*Work required*
A word-for-word copy of the data, pictures excluded, is what this task asks for.

*Listed records*
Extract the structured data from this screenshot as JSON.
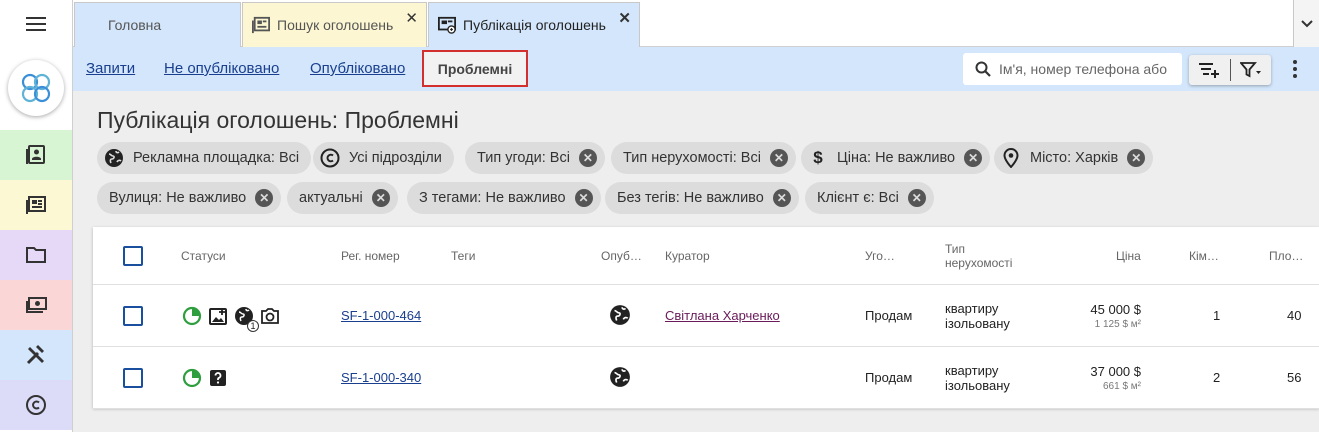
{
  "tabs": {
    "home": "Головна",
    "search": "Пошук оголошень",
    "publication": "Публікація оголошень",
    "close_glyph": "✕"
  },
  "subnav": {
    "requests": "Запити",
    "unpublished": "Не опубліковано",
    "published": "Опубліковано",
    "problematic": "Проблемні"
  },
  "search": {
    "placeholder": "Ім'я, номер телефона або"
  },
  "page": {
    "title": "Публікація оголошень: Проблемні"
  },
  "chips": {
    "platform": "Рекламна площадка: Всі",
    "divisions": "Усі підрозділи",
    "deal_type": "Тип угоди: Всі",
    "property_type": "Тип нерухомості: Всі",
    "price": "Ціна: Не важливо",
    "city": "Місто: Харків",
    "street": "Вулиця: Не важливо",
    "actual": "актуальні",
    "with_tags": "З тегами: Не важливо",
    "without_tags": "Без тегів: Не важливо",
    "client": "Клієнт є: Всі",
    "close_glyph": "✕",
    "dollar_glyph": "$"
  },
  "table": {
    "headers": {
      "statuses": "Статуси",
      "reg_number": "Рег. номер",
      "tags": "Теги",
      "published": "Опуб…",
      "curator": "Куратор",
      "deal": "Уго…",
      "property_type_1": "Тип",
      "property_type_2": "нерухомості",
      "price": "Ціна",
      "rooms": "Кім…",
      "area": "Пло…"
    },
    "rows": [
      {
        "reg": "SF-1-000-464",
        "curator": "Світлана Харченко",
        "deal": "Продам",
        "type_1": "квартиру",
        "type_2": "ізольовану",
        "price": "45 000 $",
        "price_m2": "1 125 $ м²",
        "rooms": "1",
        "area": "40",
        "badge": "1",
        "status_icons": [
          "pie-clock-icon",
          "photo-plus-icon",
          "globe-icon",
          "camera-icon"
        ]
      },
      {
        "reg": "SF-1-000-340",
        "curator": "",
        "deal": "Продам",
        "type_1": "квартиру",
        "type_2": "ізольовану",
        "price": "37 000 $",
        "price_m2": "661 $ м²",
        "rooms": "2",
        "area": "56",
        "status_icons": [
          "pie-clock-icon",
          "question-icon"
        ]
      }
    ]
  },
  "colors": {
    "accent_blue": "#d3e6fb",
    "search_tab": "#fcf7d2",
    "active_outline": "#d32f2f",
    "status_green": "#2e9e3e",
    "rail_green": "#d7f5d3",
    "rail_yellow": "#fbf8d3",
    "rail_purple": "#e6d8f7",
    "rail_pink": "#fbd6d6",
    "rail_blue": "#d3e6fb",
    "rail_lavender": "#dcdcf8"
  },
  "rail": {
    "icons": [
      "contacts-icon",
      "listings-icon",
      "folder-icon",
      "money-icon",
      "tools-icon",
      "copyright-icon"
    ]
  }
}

*Answer section*
Extract the structured data from this screenshot as JSON.
{
  "tabs": {
    "home": "Головна",
    "search": "Пошук оголошень",
    "publication": "Публікація оголошень",
    "close_glyph": "✕"
  },
  "subnav": {
    "requests": "Запити",
    "unpublished": "Не опубліковано",
    "published": "Опубліковано",
    "problematic": "Проблемні"
  },
  "search": {
    "placeholder": "Ім'я, номер телефона або"
  },
  "page": {
    "title": "Публікація оголошень: Проблемні"
  },
  "chips": {
    "platform": "Рекламна площадка: Всі",
    "divisions": "Усі підрозділи",
    "deal_type": "Тип угоди: Всі",
    "property_type": "Тип нерухомості: Всі",
    "price": "Ціна: Не важливо",
    "city": "Місто: Харків",
    "street": "Вулиця: Не важливо",
    "actual": "актуальні",
    "with_tags": "З тегами: Не важливо",
    "without_tags": "Без тегів: Не важливо",
    "client": "Клієнт є: Всі",
    "close_glyph": "✕",
    "dollar_glyph": "$"
  },
  "table": {
    "headers": {
      "statuses": "Статуси",
      "reg_number": "Рег. номер",
      "tags": "Теги",
      "published": "Опуб…",
      "curator": "Куратор",
      "deal": "Уго…",
      "property_type_1": "Тип",
      "property_type_2": "нерухомості",
      "price": "Ціна",
      "rooms": "Кім…",
      "area": "Пло…"
    },
    "rows": [
      {
        "reg": "SF-1-000-464",
        "curator": "Світлана Харченко",
        "deal": "Продам",
        "type_1": "квартиру",
        "type_2": "ізольовану",
        "price": "45 000 $",
        "price_m2": "1 125 $ м²",
        "rooms": "1",
        "area": "40",
        "badge": "1",
        "status_icons": [
          "pie-clock-icon",
          "photo-plus-icon",
          "globe-icon",
          "camera-icon"
        ]
      },
      {
        "reg": "SF-1-000-340",
        "curator": "",
        "deal": "Продам",
        "type_1": "квартиру",
        "type_2": "ізольовану",
        "price": "37 000 $",
        "price_m2": "661 $ м²",
        "rooms": "2",
        "area": "56",
        "status_icons": [
          "pie-clock-icon",
          "question-icon"
        ]
      }
    ]
  },
  "colors": {
    "accent_blue": "#d3e6fb",
    "search_tab": "#fcf7d2",
    "active_outline": "#d32f2f",
    "status_green": "#2e9e3e",
    "rail_green": "#d7f5d3",
    "rail_yellow": "#fbf8d3",
    "rail_purple": "#e6d8f7",
    "rail_pink": "#fbd6d6",
    "rail_blue": "#d3e6fb",
    "rail_lavender": "#dcdcf8"
  },
  "rail": {
    "icons": [
      "contacts-icon",
      "listings-icon",
      "folder-icon",
      "money-icon",
      "tools-icon",
      "copyright-icon"
    ]
  }
}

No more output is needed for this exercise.